Recently we did a thinkubator project with the Netherlands Enterprise Agency (RVO). Thinkubator is Sogeti’s approach for applied innovation. The challenge was to make RVO’s sustainability regulations easier to find and access for farmers. The result was a tool in which farmers could see current sustainability regulations relevant for their specific situation, based on data about their enterprise. We worked in a structured approach from idea to actual working application. In this blog, I would like to share how this worked.
Subsidiator Experiment for RVO
The Dutch national government is committed to facilitating an excellent business climate. Ministries draw up policy for this. The task of implementing this policy lies with RVO. Part of this is drawing up and implementing regulations for farmers.
It is not always easy for farmers to find their way through the regulations of RVO. This applies both to finding current schemes that suit their specific company and applying for them. In addition, RVO would like to work in a more customer-oriented way and become better at applied innovation. Sogeti has helped RVO with this by executing a Thinkubator project together.
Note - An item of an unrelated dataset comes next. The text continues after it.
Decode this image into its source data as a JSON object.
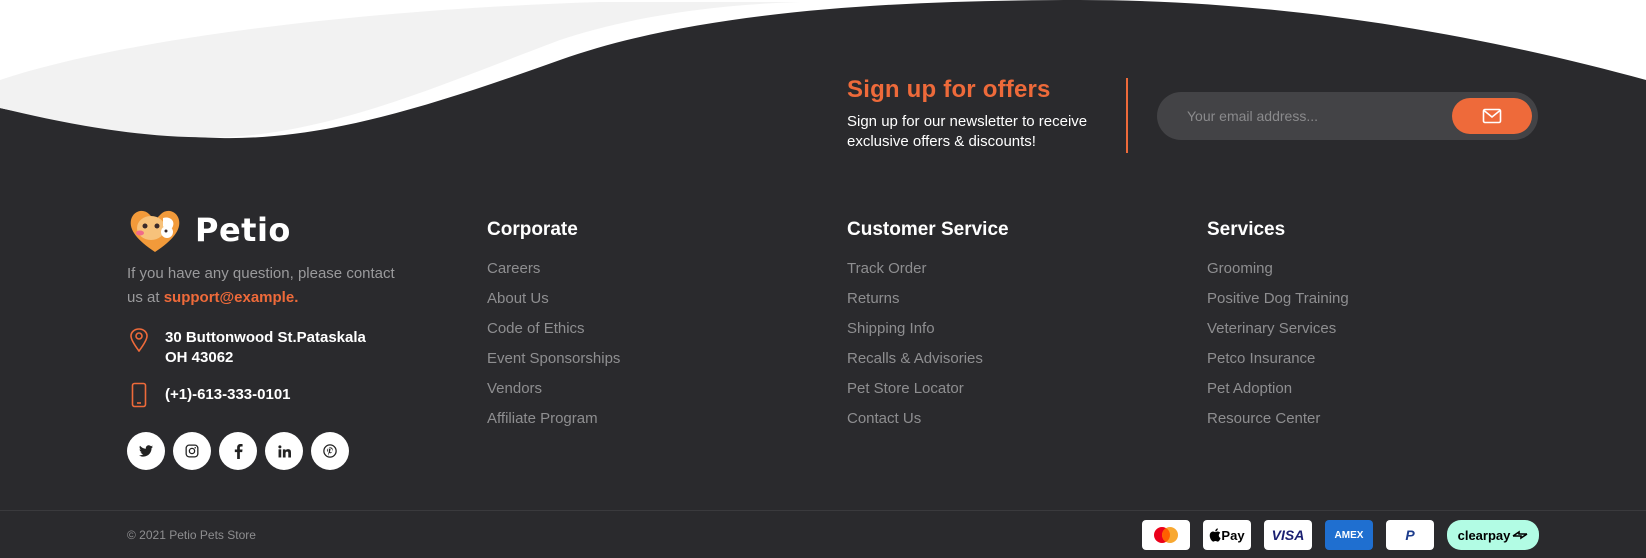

The customer as the starting point
The only way to make a design that really works well for an end user is to immerse yourself in their experience. The first thing we did in this project was customer research. We went to a number of farms in the Netherlands and conducted structured interviews with the farmers. We asked them to talk to us about how they were using the RVO regulations at that time, which devices they used for this, and what their business objectives were. After that, we translated the insights we gained into an “empathy map”, so that it was clear to everyone in one picture what the customer’s perspective was.
From customer insight to application..
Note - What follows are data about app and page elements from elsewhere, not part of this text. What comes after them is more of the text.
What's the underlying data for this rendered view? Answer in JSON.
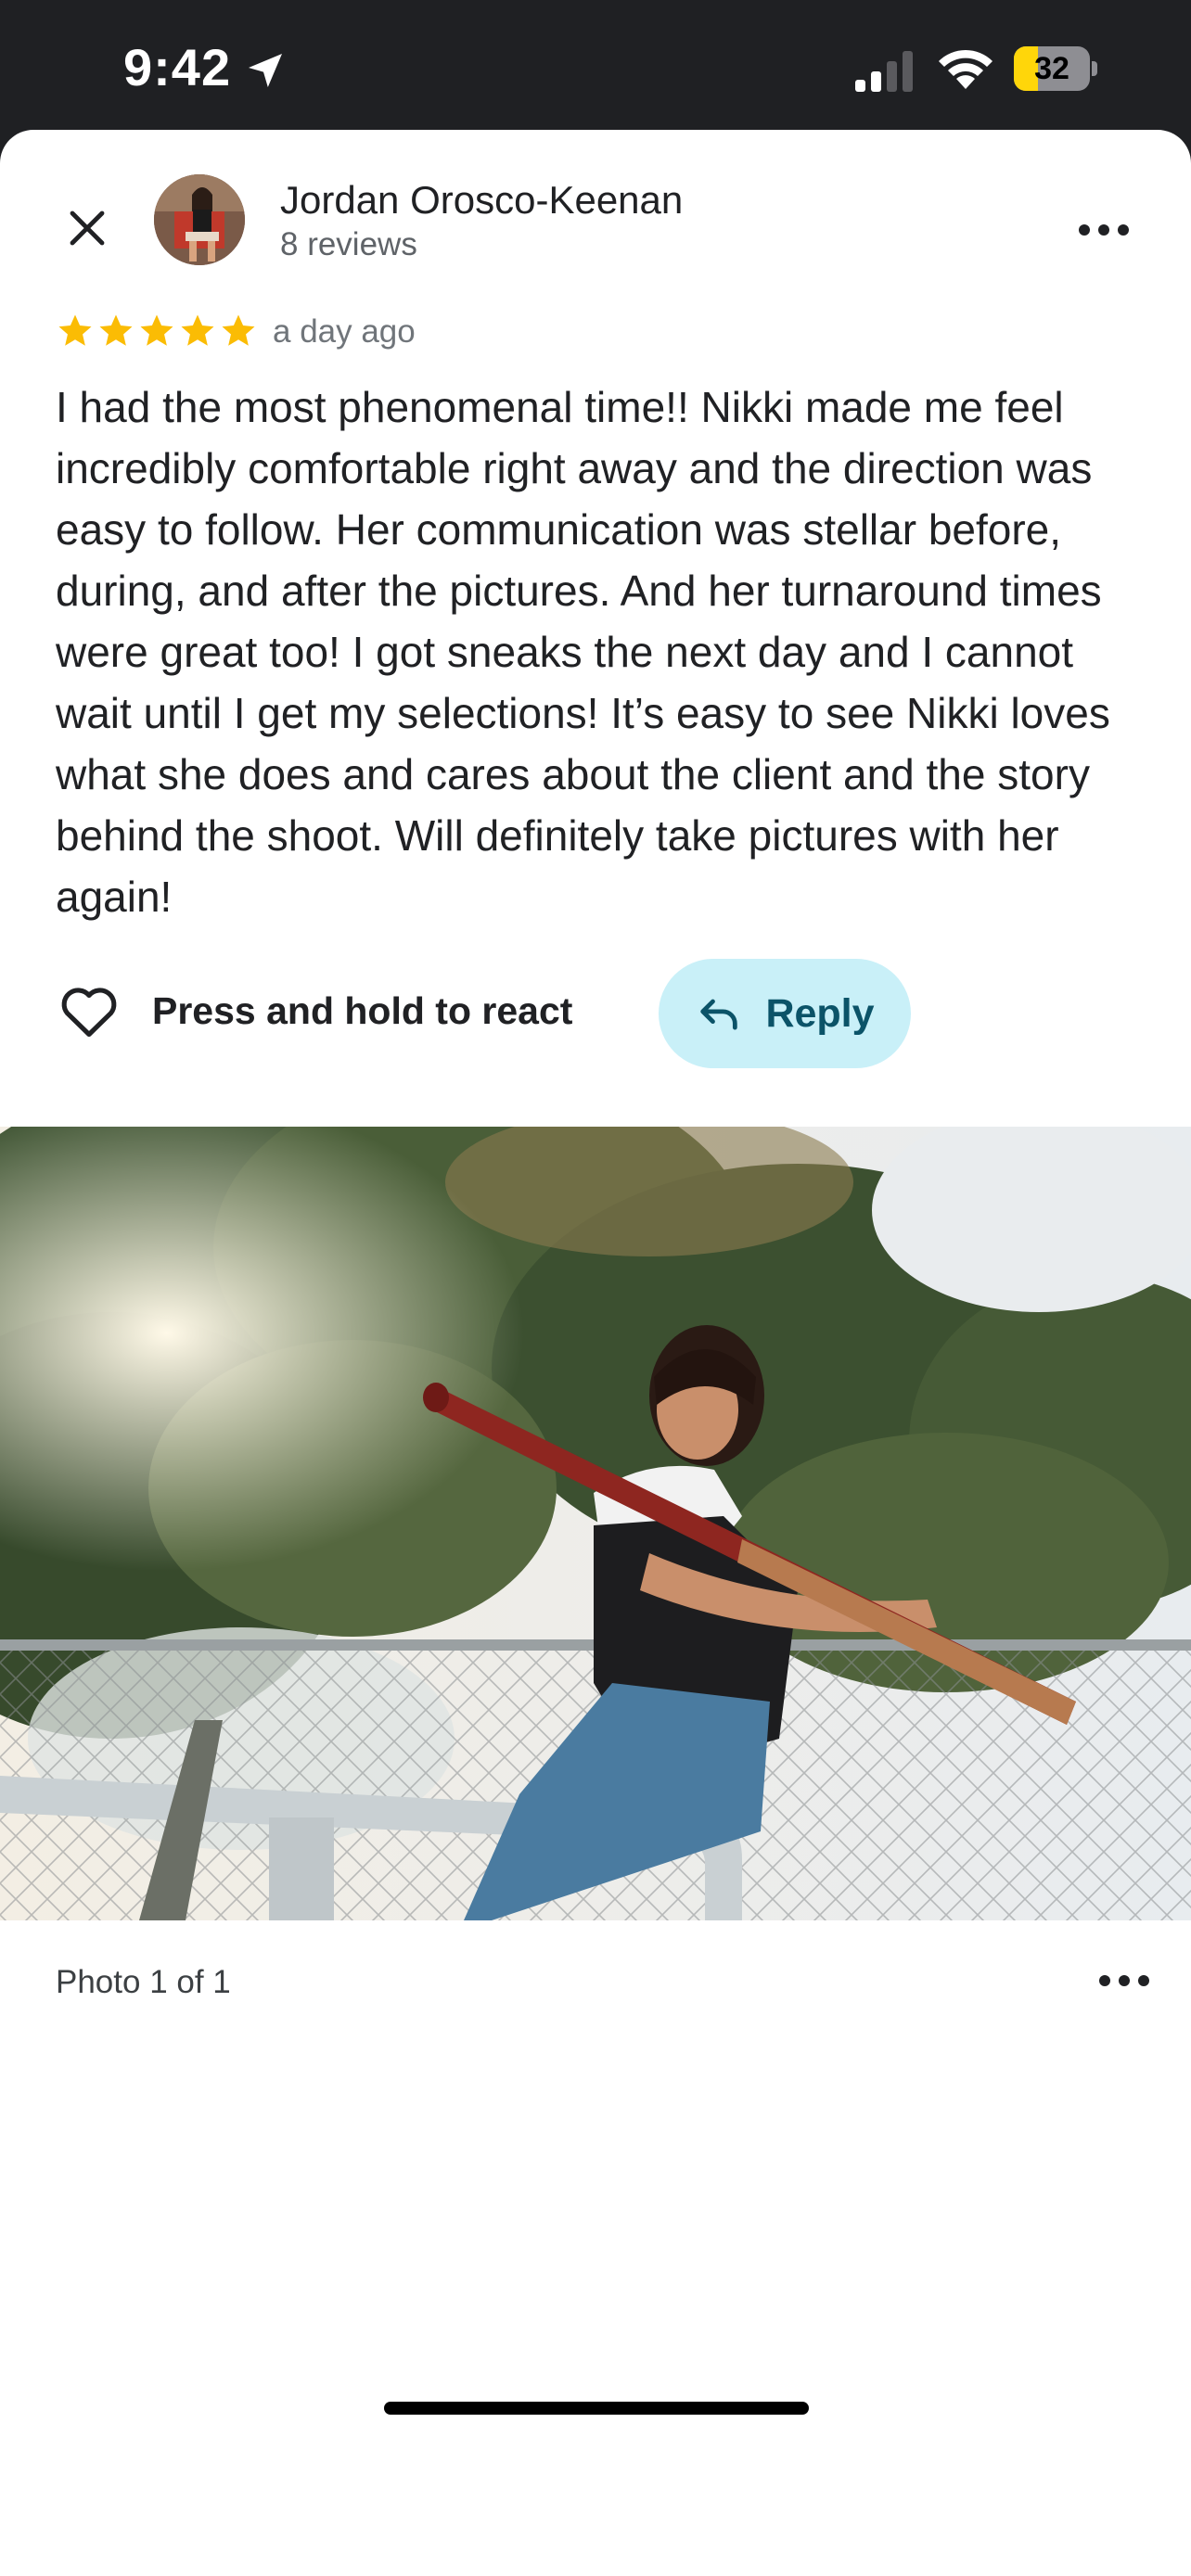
{
  "status_bar": {
    "time": "9:42",
    "battery_percent": "32",
    "battery_level": 0.32,
    "icons": [
      "location-arrow-icon",
      "signal-icon",
      "wifi-icon",
      "battery-icon"
    ]
  },
  "header": {
    "close_icon": "close-icon",
    "reviewer_name": "Jordan Orosco-Keenan",
    "review_count": "8 reviews",
    "more_icon": "more-horizontal-icon"
  },
  "review": {
    "rating": 5,
    "max_rating": 5,
    "star_color": "#fbbc04",
    "date": "a day ago",
    "text": "I had the most phenomenal time!! Nikki made me feel incredibly comfortable right away and the direction was easy to follow. Her communication was stellar before, during, and after the pictures. And her turnaround times were great too! I got sneaks the next day and I cannot wait until I get my selections! It’s easy to see Nikki loves what she does and cares about the client and the story behind the shoot. Will definitely take pictures with her again!"
  },
  "actions": {
    "react_label": "Press and hold to react",
    "reply_label": "Reply",
    "reply_bg": "#c9f0f8",
    "reply_color": "#0b5368"
  },
  "photo": {
    "caption": "Photo 1 of 1"
  }
}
RVO has many sustainability regulations for farmers, and the process has several components. The challenge was how we could conduct an experiment with a limited scope, so that the lead time would not be too long, and achieve maximum result for the farmer. With the insights from the interviews, we brainstormed best possible applications with key stakeholders. We then prioritised the ideas according to expected value versus complexity of realisation.
The application that came out on top was the “subsidiator”. With this tool, farmers can see at a glance which regulations are current and can provide value to them, based on their specific situation and wishes. In a joint workshop, where the business owner and a technical architect from RVO were present, as well as a farmer, we created the design for the end users (UI/UX) and the technical design.
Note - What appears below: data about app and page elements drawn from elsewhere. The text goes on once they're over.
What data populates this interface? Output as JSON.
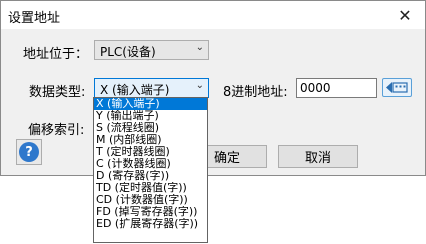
{
  "window": {
    "title": "设置地址",
    "close_glyph": "✕"
  },
  "form": {
    "location_label": "地址位于：",
    "location_value": "PLC(设备)",
    "datatype_label": "数据类型:",
    "datatype_value": "X (输入端子)",
    "address_label": "8进制地址:",
    "address_value": "0000",
    "offset_label": "偏移索引:"
  },
  "buttons": {
    "ok": "确定",
    "cancel": "取消",
    "help": "?"
  },
  "dropdown": {
    "items": [
      "X (输入端子)",
      "Y (输出端子)",
      "S (流程线圈)",
      "M (内部线圈)",
      "T (定时器线圈)",
      "C (计数器线圈)",
      "D (寄存器(字))",
      "TD (定时器值(字))",
      "CD (计数器值(字))",
      "FD (掉写寄存器(字))",
      "ED (扩展寄存器(字))"
    ],
    "selected_index": 0
  },
  "icons": {
    "chevron": "chevron-down-icon",
    "keypad": "keypad-icon",
    "help": "help-icon",
    "close": "close-icon"
  },
  "colors": {
    "accent": "#0078d7",
    "help_blue": "#2e78cc"
  }
}
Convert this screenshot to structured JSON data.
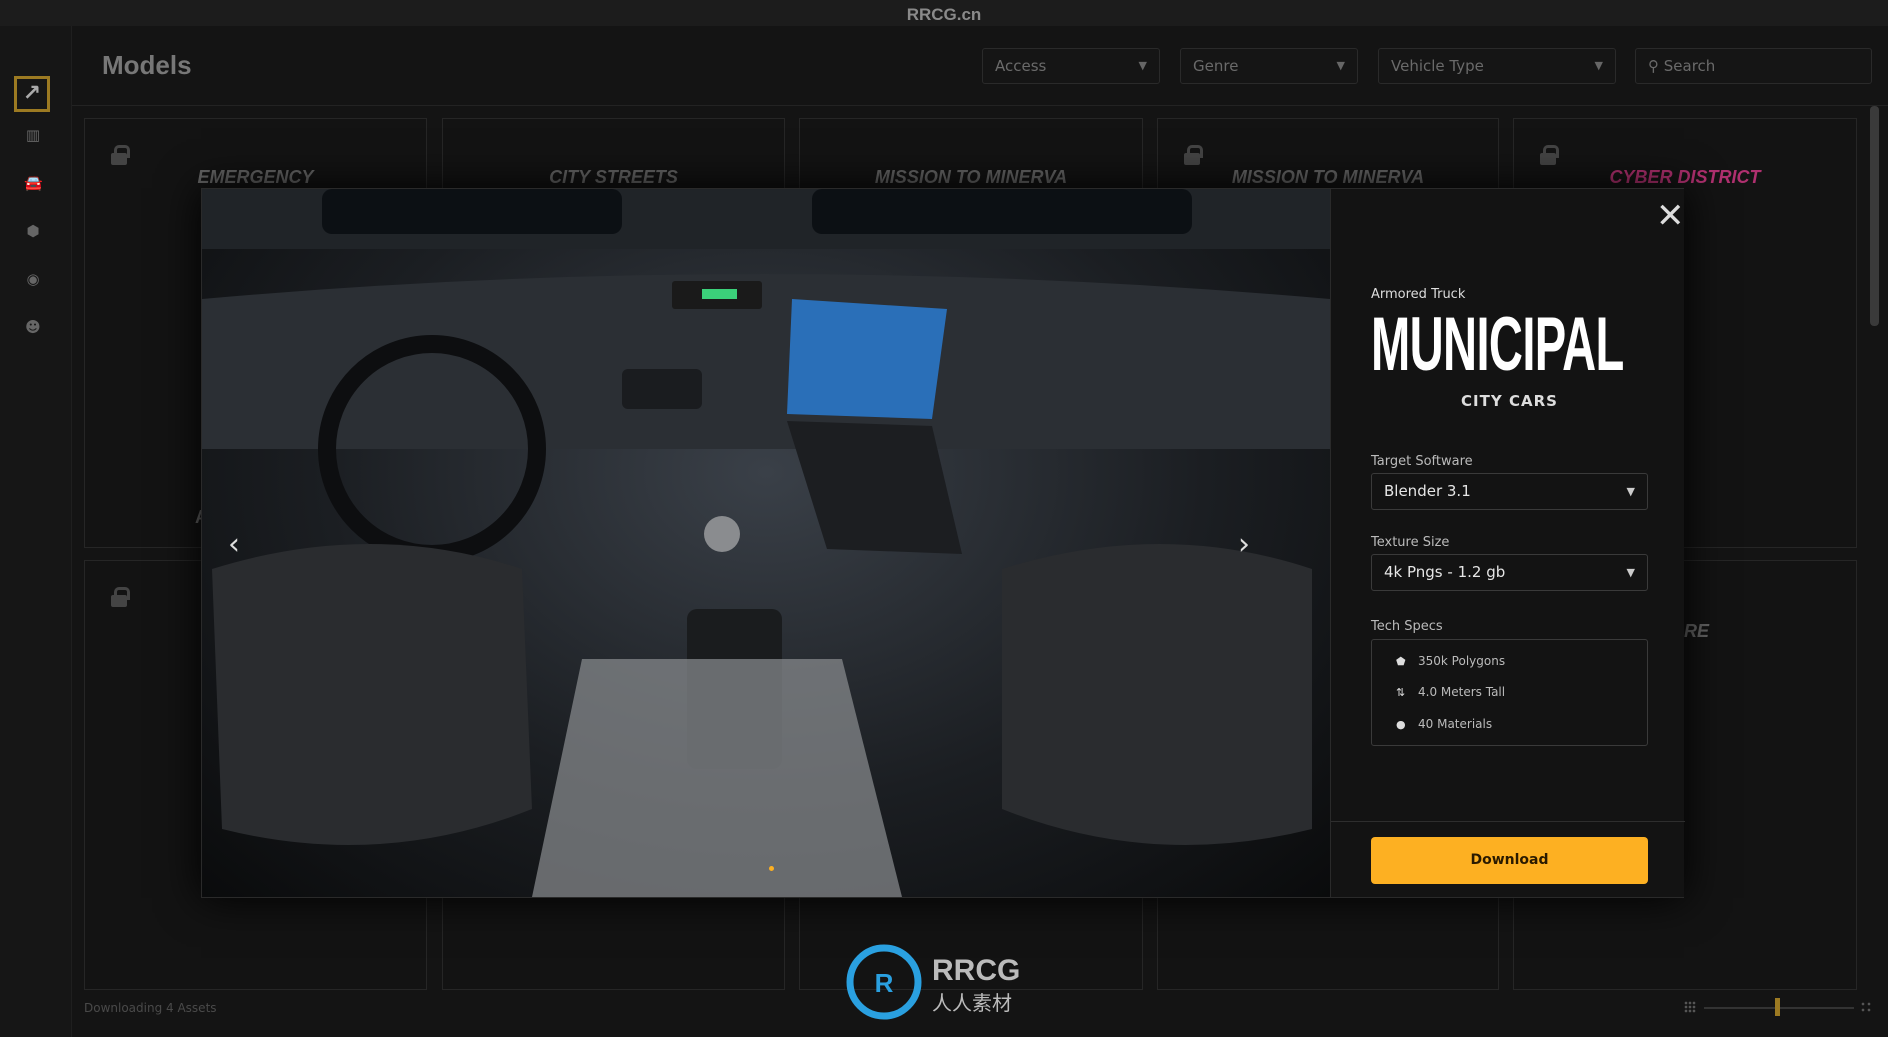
{
  "topbar": {
    "title": "RRCG.cn"
  },
  "sidebar": {
    "logo_icon": "arrow-up-right-icon",
    "items": [
      {
        "icon": "library-icon",
        "active": false
      },
      {
        "icon": "car-icon",
        "active": true
      },
      {
        "icon": "cube-icon",
        "active": false
      },
      {
        "icon": "disc-icon",
        "active": false
      },
      {
        "icon": "user-icon",
        "active": false
      }
    ]
  },
  "header": {
    "title": "Models",
    "filters": [
      {
        "label": "Access"
      },
      {
        "label": "Genre"
      },
      {
        "label": "Vehicle Type"
      }
    ],
    "search": {
      "placeholder": "Search"
    }
  },
  "grid": {
    "cards": [
      {
        "logo": "EMERGENCY",
        "locked": true,
        "label": "A"
      },
      {
        "logo": "CITY STREETS",
        "locked": false
      },
      {
        "logo": "MISSION TO MINERVA",
        "locked": false
      },
      {
        "logo": "MISSION TO MINERVA",
        "locked": true
      },
      {
        "logo": "CYBER DISTRICT",
        "locked": true
      },
      {
        "logo": "",
        "locked": true
      },
      {
        "logo": "",
        "locked": false
      },
      {
        "logo": "",
        "locked": false
      },
      {
        "logo": "",
        "locked": false
      },
      {
        "logo": "FARE",
        "locked": false
      }
    ]
  },
  "footer": {
    "status": "Downloading 4 Assets",
    "zoom_level": 0.5
  },
  "modal": {
    "category": "Armored Truck",
    "title": "MUNICIPAL",
    "collection": "CITY CARS",
    "target_software": {
      "label": "Target Software",
      "value": "Blender 3.1"
    },
    "texture_size": {
      "label": "Texture Size",
      "value": "4k Pngs - 1.2 gb"
    },
    "tech_specs": {
      "label": "Tech Specs",
      "items": [
        {
          "icon": "polygon-icon",
          "text": "350k Polygons"
        },
        {
          "icon": "height-icon",
          "text": "4.0 Meters Tall"
        },
        {
          "icon": "material-icon",
          "text": "40 Materials"
        }
      ]
    },
    "download_label": "Download",
    "accent": "#fdb022"
  },
  "watermark": {
    "text": "RRCG",
    "subtext": "人人素材"
  }
}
..and back to the customer
We believe there is only one way to find out if your design is good and improve a first draft. That is why we test it with end customers (in this case farmers) before we get started to build working software. Using a clickable demo, we let 3 farmers work with the intended application. We collected feedback on both the design and the concept. Fortunately, all three farmers indicated that they would definitely use this if it became available. And of course, based on this test, we made adjustments to the design – button placement and terminology, for example.
Based on the modified design, we developed and delivered the Minimum Lovalble Product for the “subsidiator” in agile fashion. It is now available to farmers so they can try out how it works for them. Using a behavior analytics tool, HotJar, RVO can gain insight into user behavior in the tool and collect feedback for a next version.
All in all, to me this is a good example of how the Thinkubator approach can deliver a working application that solves a business problem and meets users’ needs, fast.
Did you get inspired by this post, please do not hesitate to contact me for further details and information.
- Joleen van der ZwanBlockchain Lead
+31 34 72 21 067
Joleen van der ZwanBlockchain Lead
+31 34 72 21 067